I have been involved in foster care for many years—first as a youth in the foster care system and now as an adult working as a foster care advocate. Throughout the years, I have seen ways in which I feel like the marketing for the foster care system can be improved. We see billboards and Facebook advertisements encouraging us to jump off the high dive into the deepest waters by becoming foster parents. Understandably, to many people that is intimidating. Why aren’t there places to dip your toes in the water or wade to figure out if you can even swim? The reality is, there actually are.
Many people want to serve in the foster care system but don’t know how outside of being a foster parent. While foster parents are needed, we do not all have to become foster parents, and we can all do something to improve the lives of those involved in the foster care system right where we are with what we have. As 1 Corinthians 12 explains, we are the body of Christ. Each one of us is a part of it. We each have different gifts and talents, and they are all needed in foster care to serve the orphan and the widow.

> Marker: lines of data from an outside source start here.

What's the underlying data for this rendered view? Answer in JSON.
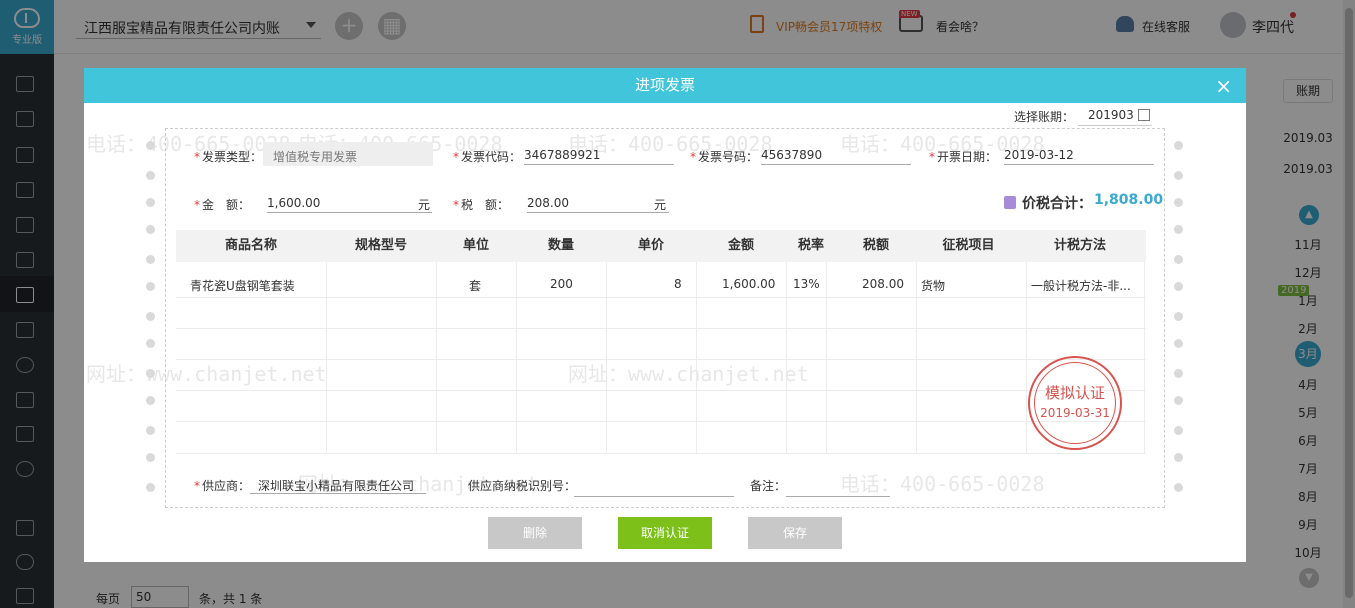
{
  "sidebar": {
    "logo_label": "专业版"
  },
  "header": {
    "company": "江西服宝精品有限责任公司内账",
    "vip": "VIP畅会员17项特权",
    "tv_badge": "NEW",
    "whats_on": "看会啥？",
    "service": "在线客服",
    "user": "李四代"
  },
  "period": {
    "title": "账期",
    "dates": [
      "2019.03",
      "2019.03"
    ],
    "months": [
      "11月",
      "12月",
      "1月",
      "2月",
      "3月",
      "4月",
      "5月",
      "6月",
      "7月",
      "8月",
      "9月",
      "10月"
    ],
    "year": "2019",
    "current_month": "3月"
  },
  "pager": {
    "per_page_label": "每页",
    "per_page": "50",
    "total": "条，共 1 条"
  },
  "watermark": {
    "phone": "电话：400-665-0028",
    "site": "网址：www.chanjet.net"
  },
  "modal": {
    "title": "进项发票",
    "close": "×",
    "account_period_label": "选择账期：",
    "account_period": "201903",
    "fields": {
      "invoice_type_label": "发票类型：",
      "invoice_type": "增值税专用发票",
      "invoice_code_label": "发票代码：",
      "invoice_code": "3467889921",
      "invoice_no_label": "发票号码：",
      "invoice_no": "45637890",
      "issue_date_label": "开票日期：",
      "issue_date": "2019-03-12",
      "amount_label": "金　额：",
      "amount": "1,600.00",
      "tax_label": "税　额：",
      "tax": "208.00",
      "unit": "元",
      "total_label": "价税合计：",
      "total": "1,808.00"
    },
    "table": {
      "headers": [
        "商品名称",
        "规格型号",
        "单位",
        "数量",
        "单价",
        "金额",
        "税率",
        "税额",
        "征税项目",
        "计税方法"
      ],
      "rows": [
        [
          "青花瓷U盘钢笔套装",
          "",
          "套",
          "200",
          "8",
          "1,600.00",
          "13%",
          "208.00",
          "货物",
          "一般计税方法-非..."
        ]
      ]
    },
    "stamp": {
      "text": "模拟认证",
      "date": "2019-03-31"
    },
    "supplier_label": "供应商：",
    "supplier": "深圳联宝小精品有限责任公司",
    "supplier_tax_label": "供应商纳税识别号：",
    "supplier_tax": "",
    "remark_label": "备注：",
    "remark": "",
    "buttons": {
      "delete": "删除",
      "cancel_cert": "取消认证",
      "save": "保存"
    }
  },
  "colors": {
    "header": "#40c5da",
    "accent": "#3aa9d1",
    "green": "#7cc019",
    "stamp": "#d9534f"
  }
}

The people who changed my life the most when I was a youth in foster care were mentors—one being my track coach.
Growing up without a father, I had few male figures to look to, but Scott, my track coach, met me at the track almost every day with encouragement and another workout. Despite people telling him I was “trouble” and he should “wash his hands of me,” he saw my potential and continued to pour into our relationship. To his credit, I eventually became a five-time state champion in track and field, which allowed me to get a full-ride scholarship to college and become part of the three percent of foster youth to graduate with a bachelor’s degree. My mentor and track coach changed the trajectory of my life because he simply showed up where he was called with what he had and invested in the one.
You can get plugged into a mentorship program such as Big Brothers Big Sisters to help encourage kids coming from hard places. Or if you are already working with kids as a coach, minister, or teacher, do what my track coach did and meet just one kid right where you are with what you have.

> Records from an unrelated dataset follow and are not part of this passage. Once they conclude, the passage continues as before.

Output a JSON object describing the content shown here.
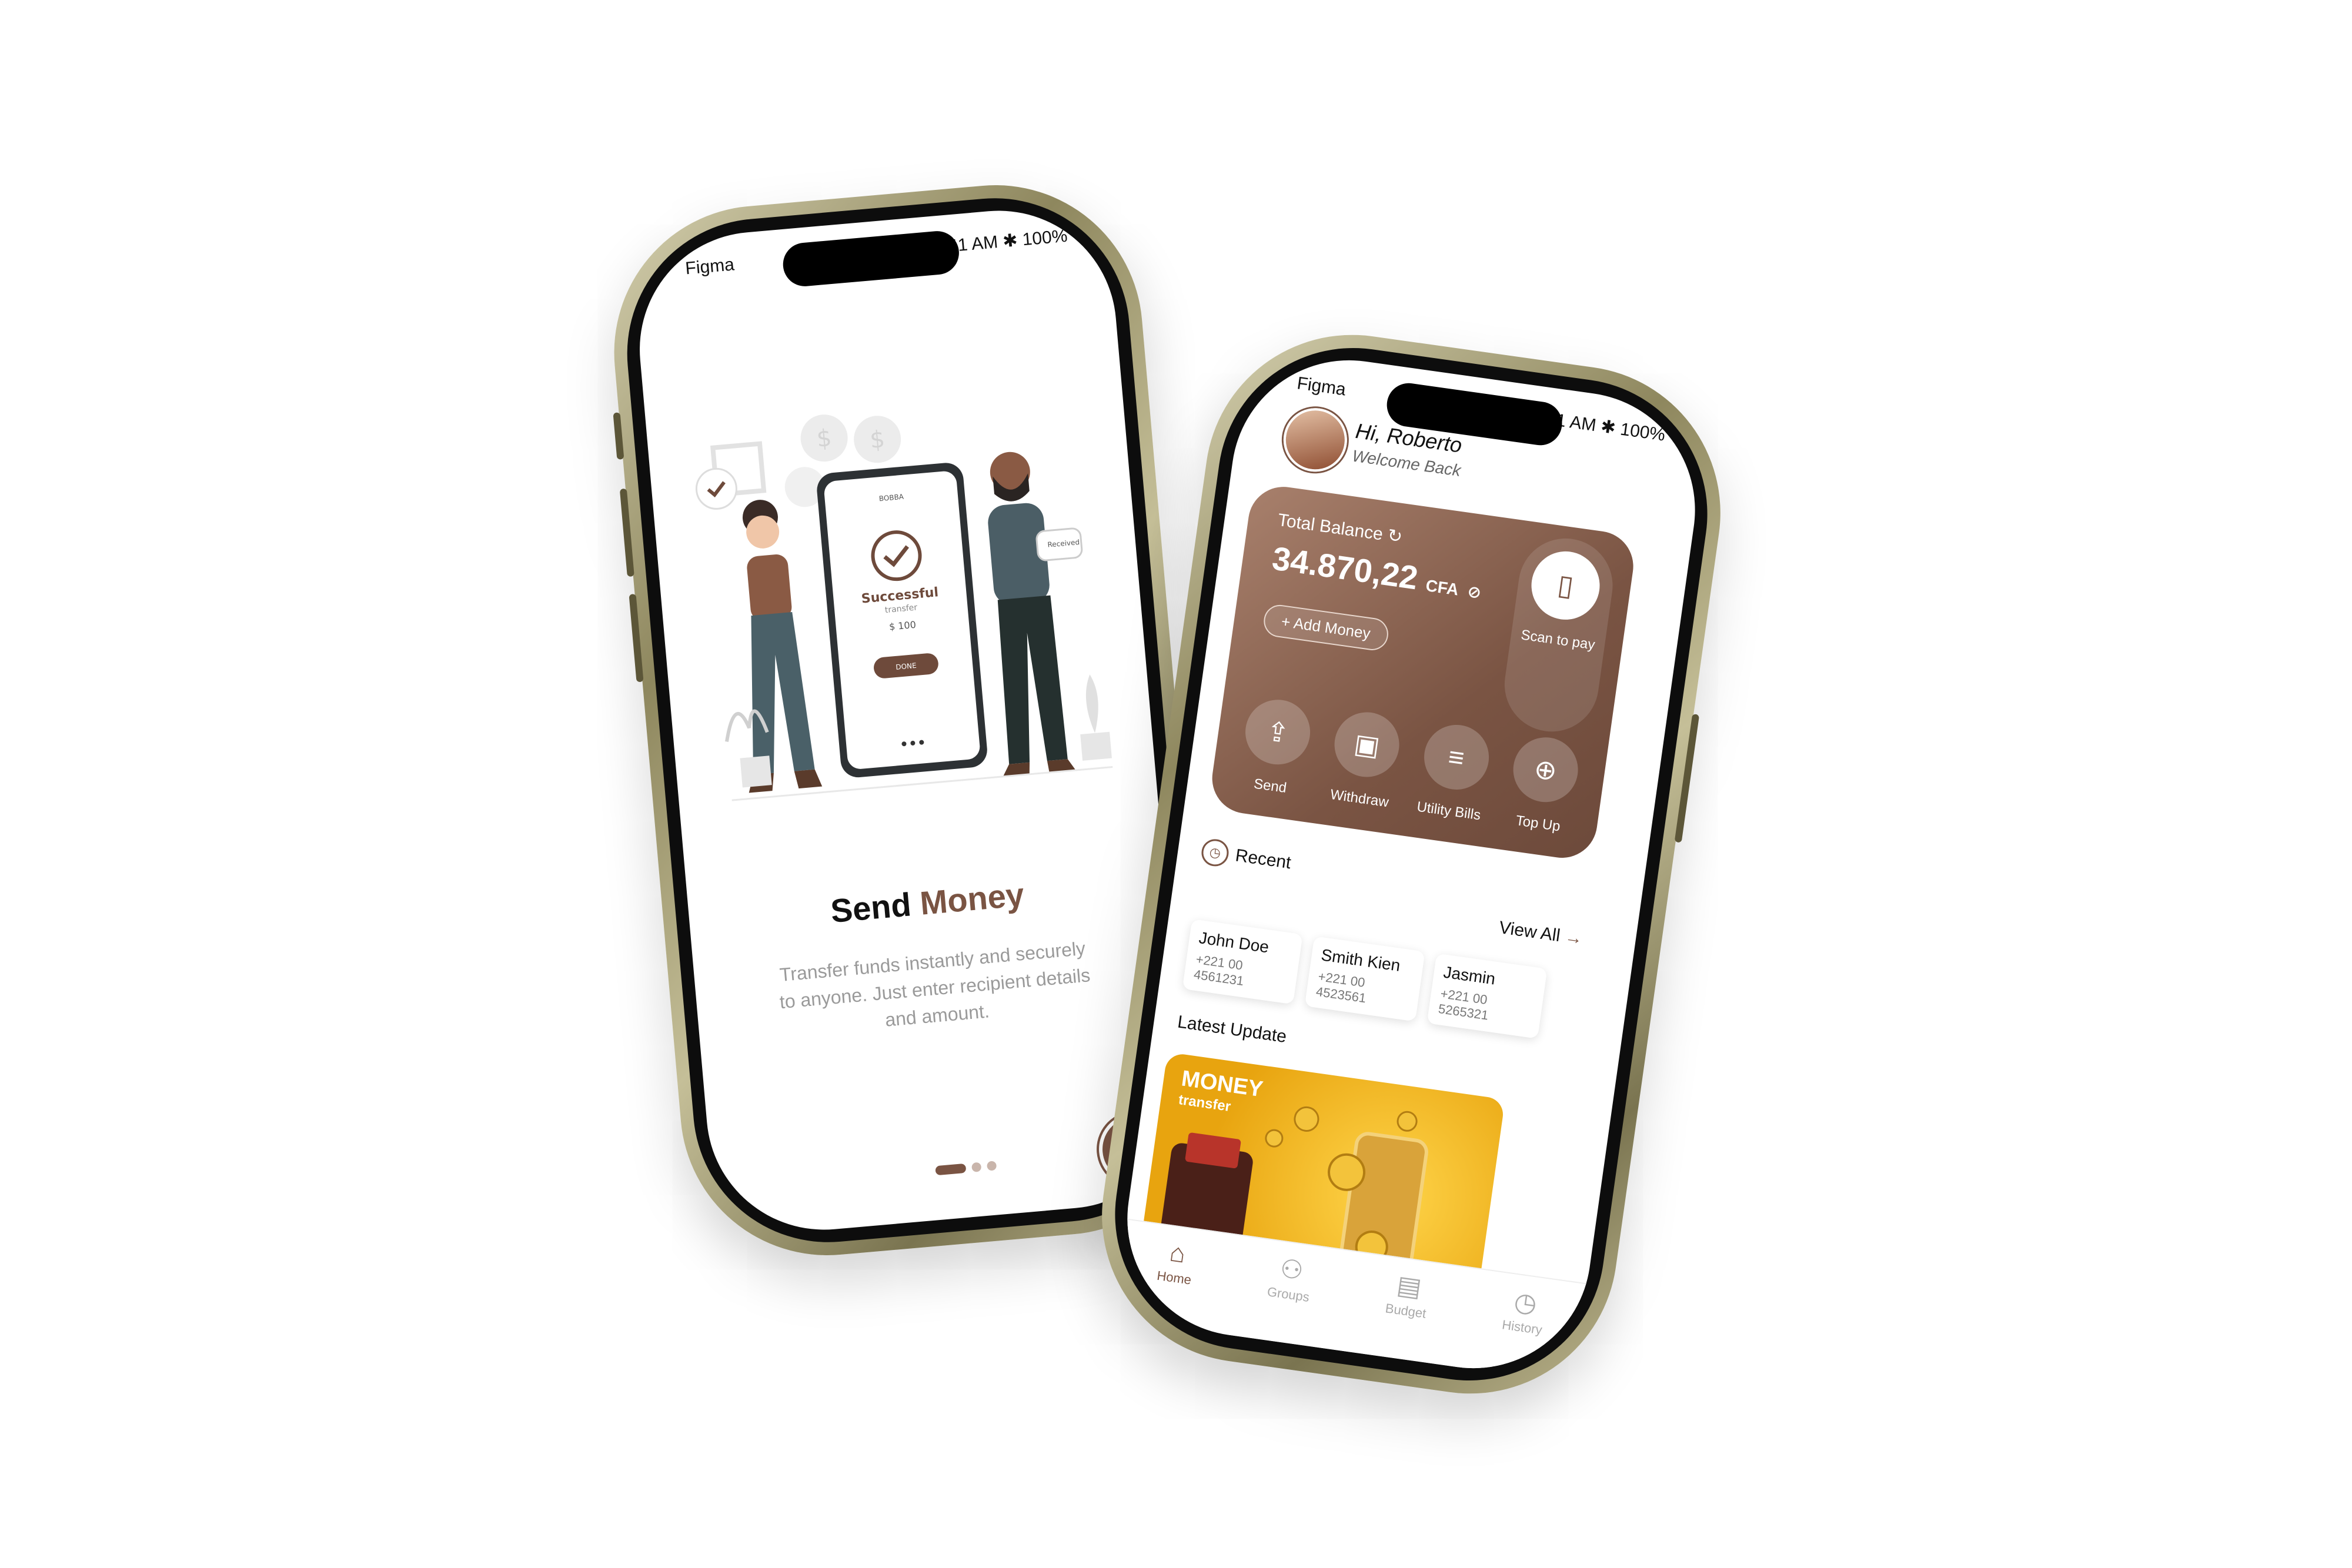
{
  "onboarding": {
    "status_left": "Figma",
    "status_time": "9:41 AM",
    "status_battery": "100%",
    "illus_phone_header": "BOBBA",
    "illus_success": "Successful",
    "illus_transfer": "transfer",
    "illus_amount": "$ 100",
    "illus_done": "DONE",
    "illus_received": "Received",
    "title_part1": "Send",
    "title_part2": "Money",
    "description": "Transfer funds instantly and securely to anyone. Just enter recipient details and amount.",
    "page_indicator": {
      "current": 1,
      "total": 3
    }
  },
  "home": {
    "status_left": "Figma",
    "status_time": "9:41 AM",
    "status_battery": "100%",
    "greeting": "Hi, Roberto",
    "welcome": "Welcome Back",
    "balance_label": "Total Balance",
    "balance_amount": "34.870,22",
    "balance_currency": "CFA",
    "add_money": "+ Add Money",
    "scan_label": "Scan to pay",
    "actions": [
      {
        "label": "Send",
        "icon": "send-money-icon"
      },
      {
        "label": "Withdraw",
        "icon": "withdraw-icon"
      },
      {
        "label": "Utility Bills",
        "icon": "bill-icon"
      },
      {
        "label": "Top Up",
        "icon": "top-up-icon"
      }
    ],
    "recent_label": "Recent",
    "view_all": "View All",
    "contacts": [
      {
        "name": "John Doe",
        "phone": "+221 00 4561231"
      },
      {
        "name": "Smith Kien",
        "phone": "+221 00 4523561"
      },
      {
        "name": "Jasmin",
        "phone": "+221 00 5265321"
      }
    ],
    "latest_update": "Latest Update",
    "banner_title": "MONEY",
    "banner_sub": "transfer",
    "tabs": [
      {
        "label": "Home",
        "icon": "home-icon",
        "active": true
      },
      {
        "label": "Groups",
        "icon": "groups-icon"
      },
      {
        "label": "Budget",
        "icon": "budget-icon"
      },
      {
        "label": "History",
        "icon": "history-icon"
      }
    ]
  },
  "colors": {
    "accent": "#7a5443",
    "accent_light": "#a8806c",
    "banner": "#f0b41c"
  }
}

Errands and Day-to-Day Help
For a while, my husband, Jacob, and I were foster parents, and it was challenging to say the least. I was blown away when other foster parents from different parts of the country would talk about the support they had when we had none.
One of our foster parent friends in another community said she had a “Laundry Fairy.” She simply put her dirty laundry in a basket on her porch. The Laundry Fairy took the dirty laundry, washed it, folded it, and left it back on the porch. Another foster parent friend had someone from her church clean her house once a week. And another had free babysitters so she and her husband could go on a date night once a week!
The trick is not just to ask foster parents what they need but to tell them. When we ask people what they need or if we can do anything for them, they will typically say no or dismiss the question, not because they do not need help, but because they do not know what they need or they are not comfortable telling others what they need.
Try to be more specific. For example, say, “I am running to the grocery store today. Give me five items I can pick up for you and a time I can drop them off at the door.” Or “Can I watch the kids this Friday for you two to go on a date night?”
If you don’t know any foster families to help them, go to your church and simply ask. If your church does not know of any families, you have at least taken the first step in making them aware. Many agencies also have meetings and foster parent groups. I asked to be a part of one when I moved to my town before I was a foster parent so I could serve the foster care community in my area.
From my experience, foster parents can be closed off. They have vulnerable children to protect from trauma and triggers. So be willing to be patient and intentional when building the relationship.
My CASA, which stands for court appointed special advocate, was another person who was influential in my life and inspired me. In some states, this is a paid position where you must receive a law degree, but in many states being a CASA is a volunteer position.
If you have a social justice streak and advocating in a courtroom excites you, being a CASA is for you! CASAs get to build deep relationships with foster children while advocating for what are in their best interests in the courtroom.
My CASA planted a seed in me for what advocacy was, and she inspired me to be an advocate myself.
You do not have to rewrite the script or start something new to have an impact on those who are impacted by the foster care system. You simply must look at what you have, right where you are, and ask yourself, What do I have to give?
Tori Hope Petersen (named Mrs. Universe in 2021; track and field All-American) is a former foster youth letting her Abba be known. She is passionate about foster care reform, adoption advocacy, vulnerable populations, and seeing the love of God change people’s lives! Tori speaks across the nation sharing her powerful story, but her favorite form of art and communication is writing. Tori and her husband, Jacob, have the three sweetest kids: a biological son and daughter, Leyonder and Ezzeri, and an adopted adult son, Sar. Follow her on Instagram @torihopepetersen.